I have heard from people all over the world, distressed that they are unable to meet people every day, to interact and to have mundane conversations. But NOW I am hearing even stranger – and scarier – messages. Many have come to prefer a life with limited interactions. How do we venture back to in-person social interactions?
How to Transition Back to Face-to-Face Social Interactions
Introverts and extroverts alike are now expressing trepidation at transitioning back to ‘normal’ social interactions. I believe that returning to socializing, especially indoors, will lead to social anxiety for many people. Those of us living in colder climates, with a more limited outdoor social exposure, may find it even harder.
Transitioning Back to Social Interactions is Not Going to be Easy
In our herculean effort to save ourselves and loved ones from death, we have given up our freedoms and activities and put our lives on hold. This has not come without cost. In an effort just to survive, we have lost subtle nuances including reading the room to interpret energy, facial expressions, body language and tone.
Social interactions are going to be weird at first as we try to unlearn a skill we have come to master – being socially distanced aficionados. No longer can we hide behind screens, or turn off a screen when we lost interest. How do we strike up a conversation or fein interest without looking awkward – both mentally and physically?

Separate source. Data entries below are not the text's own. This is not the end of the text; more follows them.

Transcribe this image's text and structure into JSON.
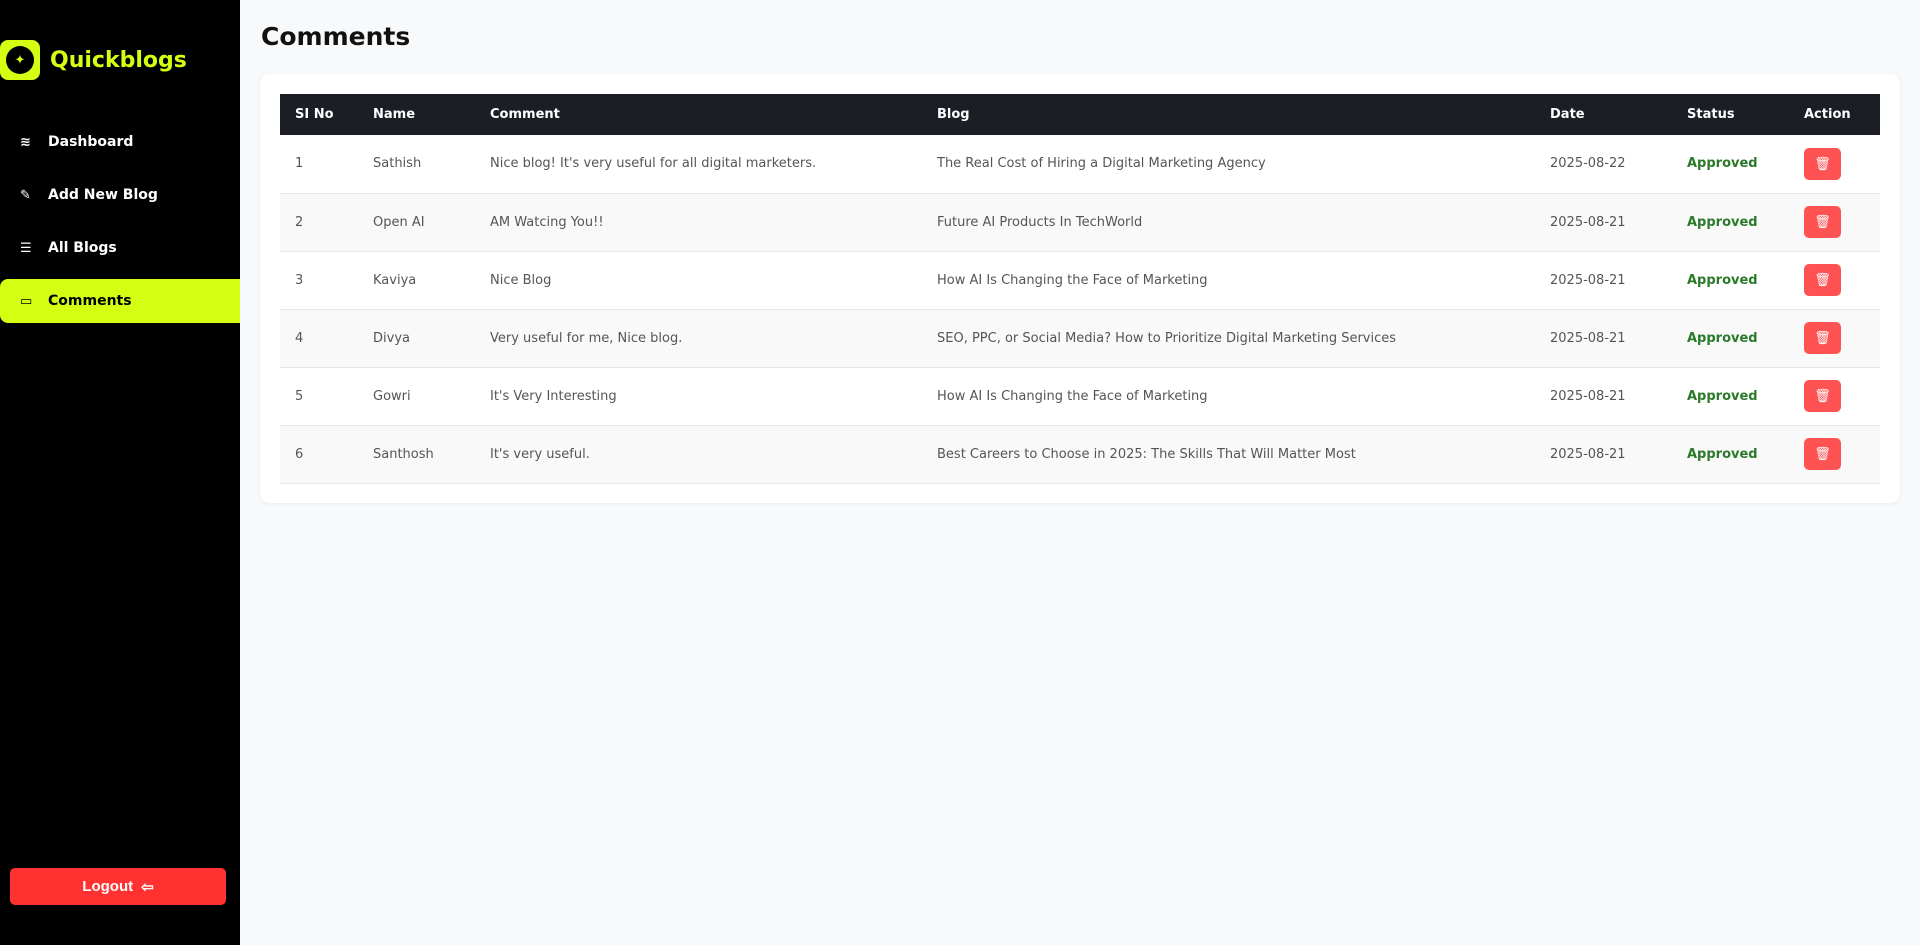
{
  "app": {
    "name": "Quickblogs"
  },
  "sidebar": {
    "items": [
      {
        "label": "Dashboard",
        "icon": "layers-icon",
        "glyph": "≋"
      },
      {
        "label": "Add New Blog",
        "icon": "edit-icon",
        "glyph": "✎"
      },
      {
        "label": "All Blogs",
        "icon": "list-icon",
        "glyph": "☰"
      },
      {
        "label": "Comments",
        "icon": "comment-icon",
        "glyph": "▭"
      }
    ],
    "logout": "Logout"
  },
  "page": {
    "title": "Comments"
  },
  "table": {
    "headers": [
      "SI No",
      "Name",
      "Comment",
      "Blog",
      "Date",
      "Status",
      "Action"
    ],
    "rows": [
      {
        "no": "1",
        "name": "Sathish",
        "comment": "Nice blog! It's very useful for all digital marketers.",
        "blog": "The Real Cost of Hiring a Digital Marketing Agency",
        "date": "2025-08-22",
        "status": "Approved"
      },
      {
        "no": "2",
        "name": "Open AI",
        "comment": "AM Watcing You!!",
        "blog": "Future AI Products In TechWorld",
        "date": "2025-08-21",
        "status": "Approved"
      },
      {
        "no": "3",
        "name": "Kaviya",
        "comment": "Nice Blog",
        "blog": "How AI Is Changing the Face of Marketing",
        "date": "2025-08-21",
        "status": "Approved"
      },
      {
        "no": "4",
        "name": "Divya",
        "comment": "Very useful for me, Nice blog.",
        "blog": "SEO, PPC, or Social Media? How to Prioritize Digital Marketing Services",
        "date": "2025-08-21",
        "status": "Approved"
      },
      {
        "no": "5",
        "name": "Gowri",
        "comment": "It's Very Interesting",
        "blog": "How AI Is Changing the Face of Marketing",
        "date": "2025-08-21",
        "status": "Approved"
      },
      {
        "no": "6",
        "name": "Santhosh",
        "comment": "It's very useful.",
        "blog": "Best Careers to Choose in 2025: The Skills That Will Matter Most",
        "date": "2025-08-21",
        "status": "Approved"
      }
    ]
  },
  "colors": {
    "accent": "#d4ff12",
    "danger": "#ff5252",
    "approved": "#2a7a2a"
  }
}
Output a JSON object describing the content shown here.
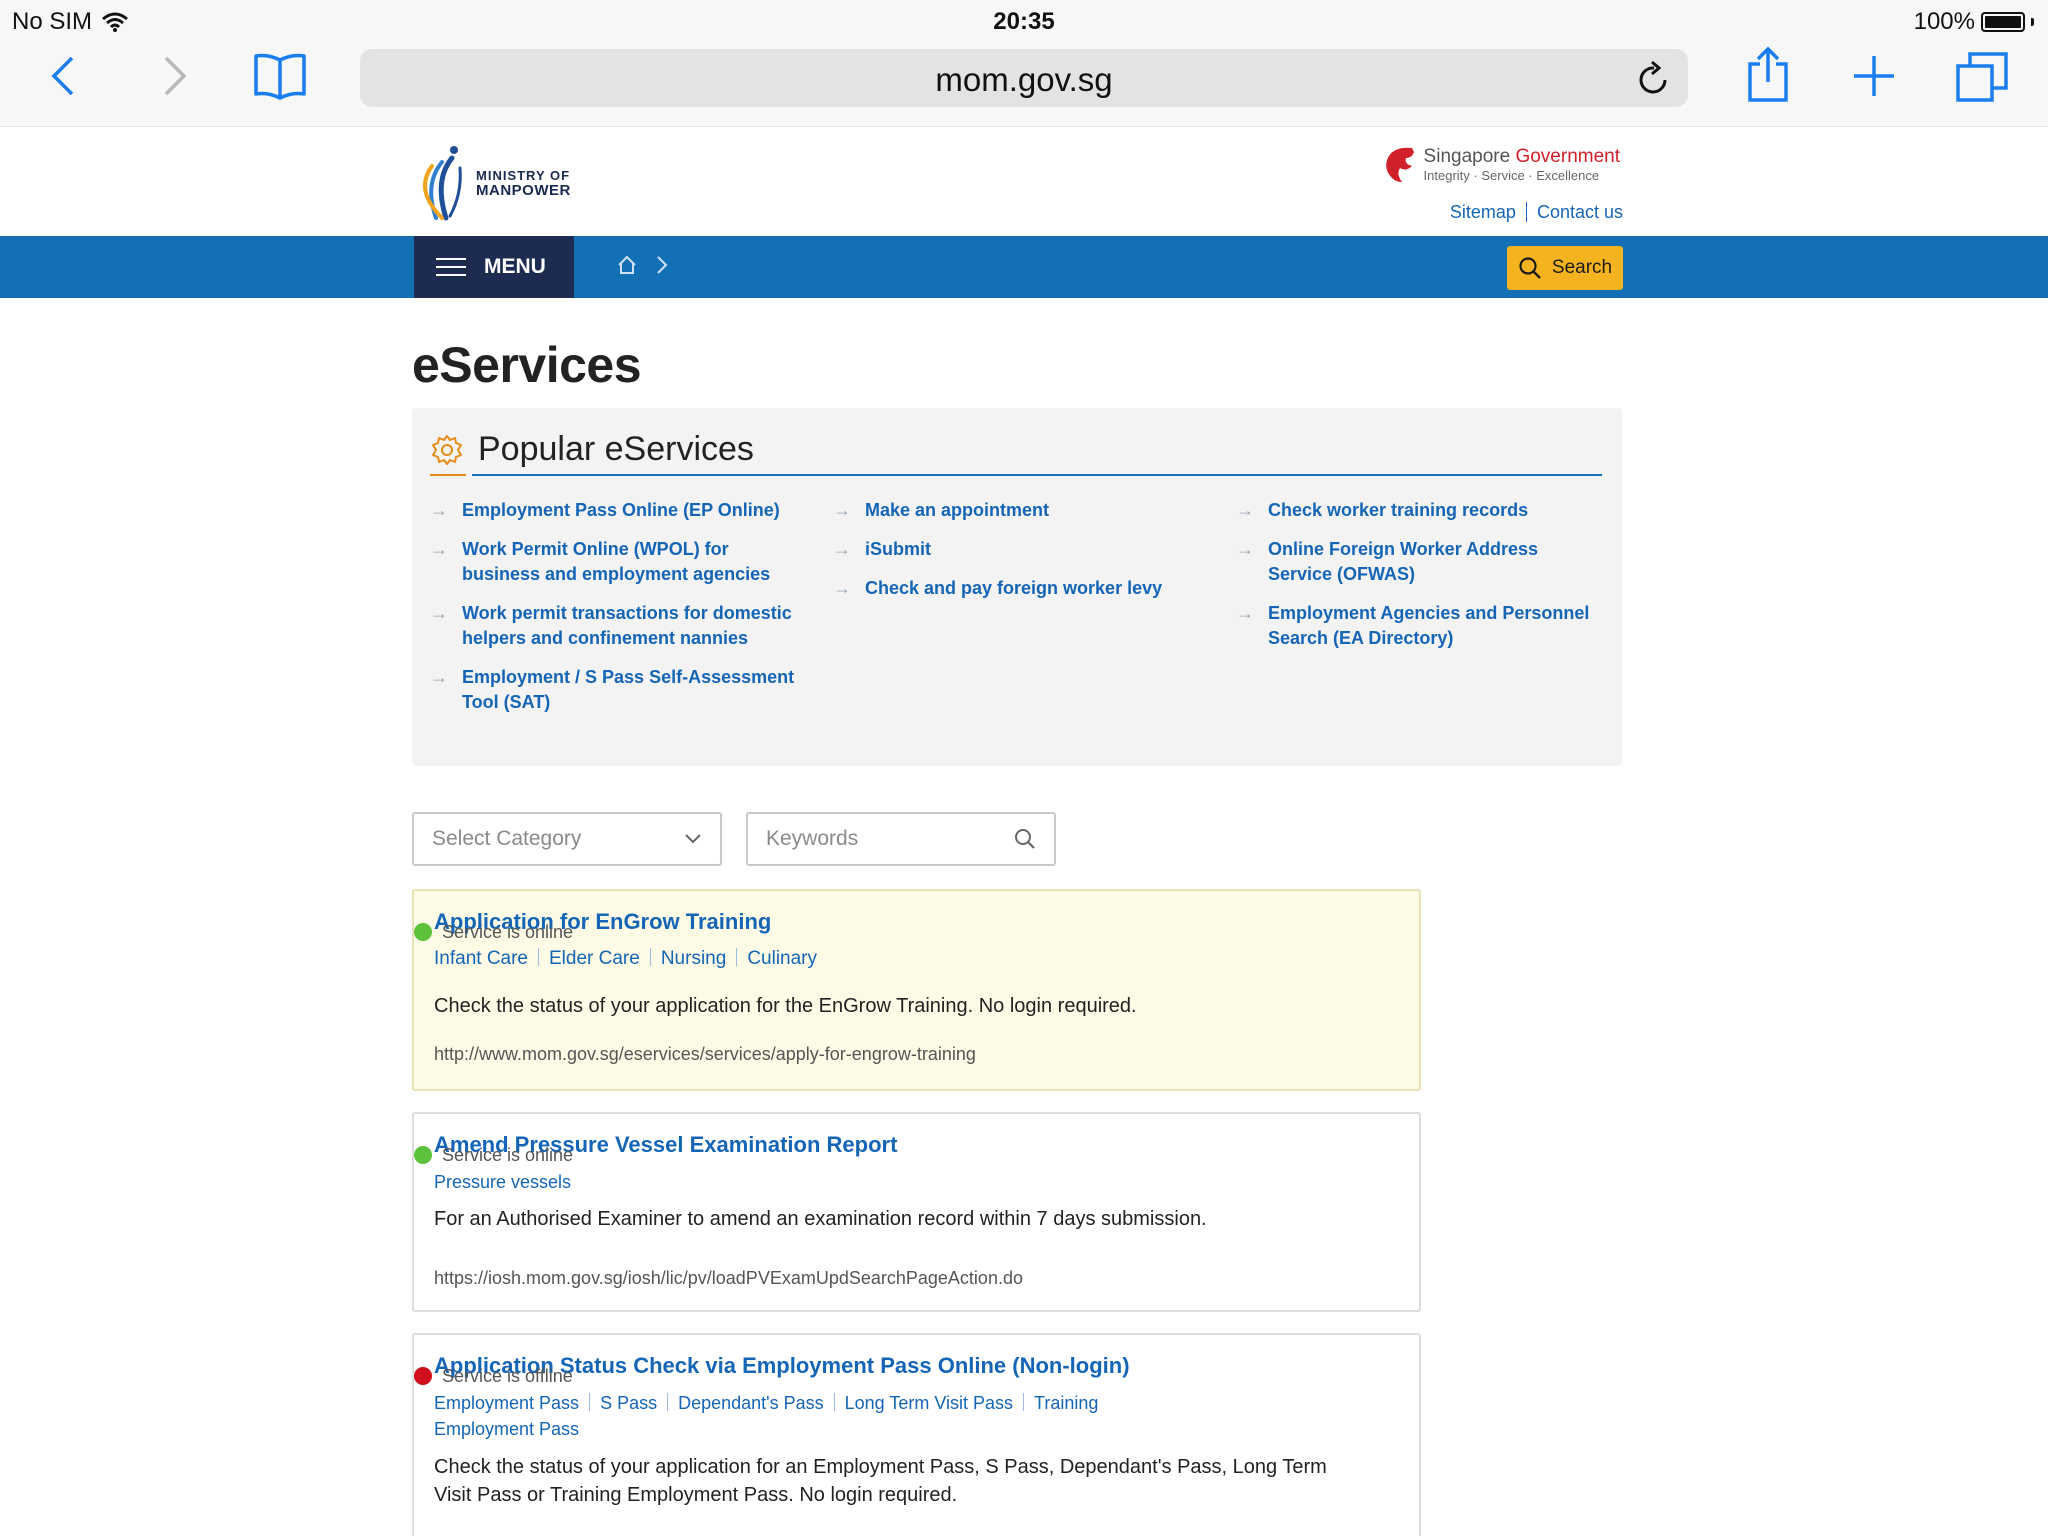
{
  "status_bar": {
    "carrier": "No SIM",
    "time": "20:35",
    "battery": "100%"
  },
  "browser": {
    "url": "mom.gov.sg"
  },
  "site": {
    "logo_line1": "MINISTRY OF",
    "logo_line2": "MANPOWER",
    "gov_title_a": "Singapore",
    "gov_title_b": "Government",
    "gov_tagline": "Integrity · Service · Excellence",
    "link_sitemap": "Sitemap",
    "link_contact": "Contact us"
  },
  "nav": {
    "menu_label": "MENU",
    "search_label": "Search"
  },
  "page": {
    "title": "eServices"
  },
  "popular": {
    "heading": "Popular eServices",
    "col1": [
      "Employment Pass Online (EP Online)",
      "Work Permit Online (WPOL) for business and employment agencies",
      "Work permit transactions for domestic helpers and confinement nannies",
      "Employment / S Pass Self-Assessment Tool (SAT)"
    ],
    "col2": [
      "Make an appointment",
      "iSubmit",
      "Check and pay foreign worker levy"
    ],
    "col3": [
      "Check worker training records",
      "Online Foreign Worker Address Service (OFWAS)",
      "Employment Agencies and Personnel Search (EA Directory)"
    ]
  },
  "filters": {
    "category_placeholder": "Select Category",
    "keywords_placeholder": "Keywords"
  },
  "results": [
    {
      "title": "Application for EnGrow Training",
      "status": "Service is online",
      "status_color": "#5cc13b",
      "tags": [
        "Infant Care",
        "Elder Care",
        "Nursing",
        "Culinary"
      ],
      "description": "Check the status of your application for the EnGrow Training. No login required.",
      "url": "http://www.mom.gov.sg/eservices/services/apply-for-engrow-training"
    },
    {
      "title": "Amend Pressure Vessel Examination Report",
      "status": "Service is online",
      "status_color": "#5cc13b",
      "tags": [
        "Pressure vessels"
      ],
      "description": "For an Authorised Examiner to amend an examination record within 7 days submission.",
      "url": "https://iosh.mom.gov.sg/iosh/lic/pv/loadPVExamUpdSearchPageAction.do"
    },
    {
      "title": "Application Status Check via Employment Pass Online (Non-login)",
      "status": "Service is offline",
      "status_color": "#d0101b",
      "tags": [
        "Employment Pass",
        "S Pass",
        "Dependant's Pass",
        "Long Term Visit Pass",
        "Training Employment Pass"
      ],
      "description": "Check the status of your application for an Employment Pass, S Pass, Dependant's Pass, Long Term Visit Pass or Training Employment Pass. No login required."
    }
  ],
  "colors": {
    "nav_blue": "#1470b5",
    "menu_navy": "#1c2b4f",
    "search_yellow": "#f6b320",
    "link_blue": "#1565b6"
  }
}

It’s Time to Practice Social Interaction Skills
As we transition back to ‘normal’ life, it is time to remember and refresh the social skills we have been learning since childhood. It seems funny that we need to learn the skill of communicating again. Didn’t we learn this in kindergarten?
It may feel like a hassle, or a task, but it is now time to transition back to physical interactions. It may feel natural at times, and so awkward at others, but at least all of us are in the same boat.
Let’s Sharpen our Rusty Social Skills
It’s time to address our fears and build our social resiliency again
1. Take a gradual approach – ease back into socializing slowly and keep your expectations low. Millions of Americans are getting vaccinated against COVID-19 each day. The writing is on the wall, we will be returning to “normalcy” soon. But for many, returning to previous activities will feel daunting. If 5 activities in a month feels too much, do only 2. Make sure it is enjoyable.
2. Build in a reward system – Just as you might opt for a new haircut or get a manicure after losing 5 pounds, give yourself a reward for each time you call or walk with a friend.
3. Treat yourself and others with kindness and respect – All of us have a different threshold of comfort. Practice modifying your tone and energy to come across as calm, quiet, polite, lighthearted, relaxed, chatty, non-confrontational, cautious, respectful, thoughtful, detached, curious, dulcet, soothing, earnest, light, breezy, gentle.
Each of us will need to prepare our return to society based on what feels comfortable. What is ‘right’ for your friend may not hold true for you. That is fine and, well, human. What we all share, however, is the need for kindness, willingness and determination to pull out of this pandemic better than before.